What Is Wrong With Tailgaters?
Tailgating is a dangerous behavior that poses significant risks on the road. One of the greatest concerns with tailgaters is the increased likelihood of rear-end collisions. When a driver follows too closely behind another vehicle, the limited distance between them reduces the time available to react and make necessary adjustments. In the event of a sudden stop by the front vehicle, the tailgater may not have sufficient time to brake or swerve, resulting in a potentially devastating crash.
Tailgating also contributes to a hostile and stressful driving environment. It creates an atmosphere of heightened tension on the road, as the driver being tailgated may feel harassed or anxious. This can lead to unnecessary frustration and road rage incidents, further escalating the danger for all parties involved.
By promoting safe driving habits, maintaining a respectful distance, and remaining mindful of the potential consequences, we can collectively work towards reducing the prevalence of tailgating and creating a safer driving environment for everyone.
Additionally, removing the tailgate can also improve fuel efficiency by reducing drag and wind resistance. By eliminating the tailgate, air flows more smoothly over the truck, resulting in improved aerodynamics and potentially saving on fuel costs. Furthermore, some individuals prefer the aesthetic appeal of a truck without a tailgate, providing a more open and spacious look to the bed. These various reasons contribute to the common practice of removing tailgates for certain truck owners.
Why Do People Remove Tailgate?
Another reason why people remove tailgates is for improved fuel efficiency. This is particularly noticeable when driving at higher speeds. By eliminating the tailgate, the air flows more smoothly over the truck, reducing resistance and allowing for easier movement.
This is especially useful for those who frequently load and unload heavy or bulky items. Without the tailgate, there are no obstacles hindering the loading process, making it more convenient and efficient.

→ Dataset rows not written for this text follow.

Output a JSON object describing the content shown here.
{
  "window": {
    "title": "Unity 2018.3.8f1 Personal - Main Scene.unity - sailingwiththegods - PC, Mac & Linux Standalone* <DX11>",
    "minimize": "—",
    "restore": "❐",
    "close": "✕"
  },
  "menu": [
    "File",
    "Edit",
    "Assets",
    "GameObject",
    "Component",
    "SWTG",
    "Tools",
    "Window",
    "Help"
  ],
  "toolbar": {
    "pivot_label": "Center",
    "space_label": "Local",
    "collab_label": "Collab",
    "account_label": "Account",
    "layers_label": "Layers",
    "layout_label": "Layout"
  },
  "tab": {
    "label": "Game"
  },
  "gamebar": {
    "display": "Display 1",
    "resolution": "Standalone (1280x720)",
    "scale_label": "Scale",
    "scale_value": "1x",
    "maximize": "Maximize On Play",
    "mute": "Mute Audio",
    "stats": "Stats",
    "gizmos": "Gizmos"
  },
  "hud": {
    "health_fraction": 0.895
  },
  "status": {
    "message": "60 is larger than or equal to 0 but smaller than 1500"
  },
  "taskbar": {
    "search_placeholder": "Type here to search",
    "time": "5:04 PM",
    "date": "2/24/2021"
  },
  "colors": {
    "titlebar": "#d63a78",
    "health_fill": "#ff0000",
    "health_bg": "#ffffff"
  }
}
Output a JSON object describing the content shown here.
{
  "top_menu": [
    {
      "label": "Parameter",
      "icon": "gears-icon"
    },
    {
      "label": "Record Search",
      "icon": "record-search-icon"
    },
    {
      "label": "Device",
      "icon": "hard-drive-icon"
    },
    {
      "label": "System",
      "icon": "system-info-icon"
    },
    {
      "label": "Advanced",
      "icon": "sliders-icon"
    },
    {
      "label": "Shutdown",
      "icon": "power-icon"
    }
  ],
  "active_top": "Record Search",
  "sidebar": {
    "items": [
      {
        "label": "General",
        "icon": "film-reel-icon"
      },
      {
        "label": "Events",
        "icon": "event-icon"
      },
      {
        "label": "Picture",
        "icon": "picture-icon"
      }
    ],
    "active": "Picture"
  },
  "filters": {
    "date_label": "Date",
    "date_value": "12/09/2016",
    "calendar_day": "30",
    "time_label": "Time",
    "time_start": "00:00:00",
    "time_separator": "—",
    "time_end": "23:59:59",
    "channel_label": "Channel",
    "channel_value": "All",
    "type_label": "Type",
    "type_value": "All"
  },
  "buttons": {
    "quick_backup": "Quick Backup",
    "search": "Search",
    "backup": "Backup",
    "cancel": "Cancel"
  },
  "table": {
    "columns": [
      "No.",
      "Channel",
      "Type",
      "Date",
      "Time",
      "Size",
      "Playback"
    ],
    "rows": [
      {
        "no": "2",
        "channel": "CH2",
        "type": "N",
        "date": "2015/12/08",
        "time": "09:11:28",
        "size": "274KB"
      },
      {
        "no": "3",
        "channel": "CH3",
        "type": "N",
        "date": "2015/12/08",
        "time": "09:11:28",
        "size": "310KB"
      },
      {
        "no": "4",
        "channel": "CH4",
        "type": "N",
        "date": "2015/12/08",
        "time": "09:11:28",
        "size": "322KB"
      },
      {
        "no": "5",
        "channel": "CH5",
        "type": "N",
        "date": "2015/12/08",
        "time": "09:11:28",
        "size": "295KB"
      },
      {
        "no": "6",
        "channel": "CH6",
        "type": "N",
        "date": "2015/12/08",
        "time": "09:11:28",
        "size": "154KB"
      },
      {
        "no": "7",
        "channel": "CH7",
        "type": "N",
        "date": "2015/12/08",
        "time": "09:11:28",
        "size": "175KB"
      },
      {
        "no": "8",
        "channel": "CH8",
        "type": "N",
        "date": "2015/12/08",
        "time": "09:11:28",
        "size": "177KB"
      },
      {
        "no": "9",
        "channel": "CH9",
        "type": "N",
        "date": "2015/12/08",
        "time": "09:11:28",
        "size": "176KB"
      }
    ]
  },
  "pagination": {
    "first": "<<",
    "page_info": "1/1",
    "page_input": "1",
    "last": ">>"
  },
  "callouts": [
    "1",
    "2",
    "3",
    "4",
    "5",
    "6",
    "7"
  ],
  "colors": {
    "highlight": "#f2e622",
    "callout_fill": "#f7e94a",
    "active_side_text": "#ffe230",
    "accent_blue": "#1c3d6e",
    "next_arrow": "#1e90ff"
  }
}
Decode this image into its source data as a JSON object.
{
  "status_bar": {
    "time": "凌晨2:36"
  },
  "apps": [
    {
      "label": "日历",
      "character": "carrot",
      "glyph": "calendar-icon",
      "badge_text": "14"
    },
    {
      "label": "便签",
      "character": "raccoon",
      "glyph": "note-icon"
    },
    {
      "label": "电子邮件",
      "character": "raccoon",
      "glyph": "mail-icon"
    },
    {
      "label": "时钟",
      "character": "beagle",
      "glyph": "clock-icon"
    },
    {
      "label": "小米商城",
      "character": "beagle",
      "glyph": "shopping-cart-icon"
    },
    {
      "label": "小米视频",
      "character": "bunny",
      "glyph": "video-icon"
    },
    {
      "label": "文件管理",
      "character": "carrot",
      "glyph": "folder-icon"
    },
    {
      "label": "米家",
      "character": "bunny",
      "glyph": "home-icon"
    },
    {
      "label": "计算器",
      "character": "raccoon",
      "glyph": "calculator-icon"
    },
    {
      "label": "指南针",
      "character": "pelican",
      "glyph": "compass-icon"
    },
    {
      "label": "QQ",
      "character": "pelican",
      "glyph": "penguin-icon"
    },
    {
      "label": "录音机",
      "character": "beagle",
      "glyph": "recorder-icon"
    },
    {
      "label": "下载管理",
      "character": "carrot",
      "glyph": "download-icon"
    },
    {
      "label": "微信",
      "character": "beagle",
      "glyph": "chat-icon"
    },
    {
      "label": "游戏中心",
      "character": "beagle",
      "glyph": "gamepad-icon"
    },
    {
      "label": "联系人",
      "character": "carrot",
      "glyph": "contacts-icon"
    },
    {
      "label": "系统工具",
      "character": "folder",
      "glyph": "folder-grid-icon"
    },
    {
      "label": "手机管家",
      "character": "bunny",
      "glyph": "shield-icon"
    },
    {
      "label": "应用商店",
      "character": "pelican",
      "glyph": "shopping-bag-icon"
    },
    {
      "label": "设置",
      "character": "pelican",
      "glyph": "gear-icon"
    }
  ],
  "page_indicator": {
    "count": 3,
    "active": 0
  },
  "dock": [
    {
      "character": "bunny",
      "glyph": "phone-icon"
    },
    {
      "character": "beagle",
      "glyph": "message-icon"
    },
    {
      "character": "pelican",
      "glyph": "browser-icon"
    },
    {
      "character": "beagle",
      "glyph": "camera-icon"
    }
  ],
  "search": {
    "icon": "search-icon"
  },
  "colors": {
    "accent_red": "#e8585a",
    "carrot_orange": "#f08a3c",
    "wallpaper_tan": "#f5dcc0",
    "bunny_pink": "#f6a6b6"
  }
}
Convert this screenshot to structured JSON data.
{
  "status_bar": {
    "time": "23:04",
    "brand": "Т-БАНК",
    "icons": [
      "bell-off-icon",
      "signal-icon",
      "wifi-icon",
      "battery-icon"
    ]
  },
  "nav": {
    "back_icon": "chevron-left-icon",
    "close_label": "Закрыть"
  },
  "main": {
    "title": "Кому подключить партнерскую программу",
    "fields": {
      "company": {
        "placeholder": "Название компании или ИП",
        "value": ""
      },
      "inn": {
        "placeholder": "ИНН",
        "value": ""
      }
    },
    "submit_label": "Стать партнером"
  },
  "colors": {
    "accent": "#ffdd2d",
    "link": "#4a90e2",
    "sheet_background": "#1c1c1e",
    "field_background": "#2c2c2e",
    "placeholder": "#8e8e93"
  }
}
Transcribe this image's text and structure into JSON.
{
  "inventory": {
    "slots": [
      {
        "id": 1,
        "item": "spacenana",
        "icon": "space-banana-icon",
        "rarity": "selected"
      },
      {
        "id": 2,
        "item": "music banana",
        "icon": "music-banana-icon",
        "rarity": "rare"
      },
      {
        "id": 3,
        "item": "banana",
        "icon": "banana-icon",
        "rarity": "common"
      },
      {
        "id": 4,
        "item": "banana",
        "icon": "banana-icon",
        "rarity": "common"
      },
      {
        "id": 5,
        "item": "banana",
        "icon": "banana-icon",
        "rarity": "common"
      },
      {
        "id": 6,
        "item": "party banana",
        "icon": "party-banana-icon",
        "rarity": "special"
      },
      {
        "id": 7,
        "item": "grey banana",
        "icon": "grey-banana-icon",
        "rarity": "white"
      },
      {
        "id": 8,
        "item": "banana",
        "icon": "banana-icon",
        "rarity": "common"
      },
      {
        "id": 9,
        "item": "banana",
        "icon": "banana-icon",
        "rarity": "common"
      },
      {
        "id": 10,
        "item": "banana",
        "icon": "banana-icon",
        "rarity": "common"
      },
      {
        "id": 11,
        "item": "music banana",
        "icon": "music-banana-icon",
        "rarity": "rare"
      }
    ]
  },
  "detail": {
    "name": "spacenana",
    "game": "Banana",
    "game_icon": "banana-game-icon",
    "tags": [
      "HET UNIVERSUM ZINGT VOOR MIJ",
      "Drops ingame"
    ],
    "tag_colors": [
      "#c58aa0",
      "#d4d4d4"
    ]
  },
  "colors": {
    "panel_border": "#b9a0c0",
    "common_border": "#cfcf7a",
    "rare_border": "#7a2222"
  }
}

By eliminating the tailgate, the trucks bed can be extended, providing more space and flexibility for carrying long items such as lumber or pipes. This is particularly beneficial for professionals in construction or other industries where transporting large materials is a common task.
Ultimately, the decision to remove a tailgate is subjective and can vary based on individual preferences, specific vehicle usage, and desired functionality.
The misconception lies in the assumption that eliminating the tailgate would reduce drag and turbulence, thereby improving aerodynamics and ultimately saving fuel.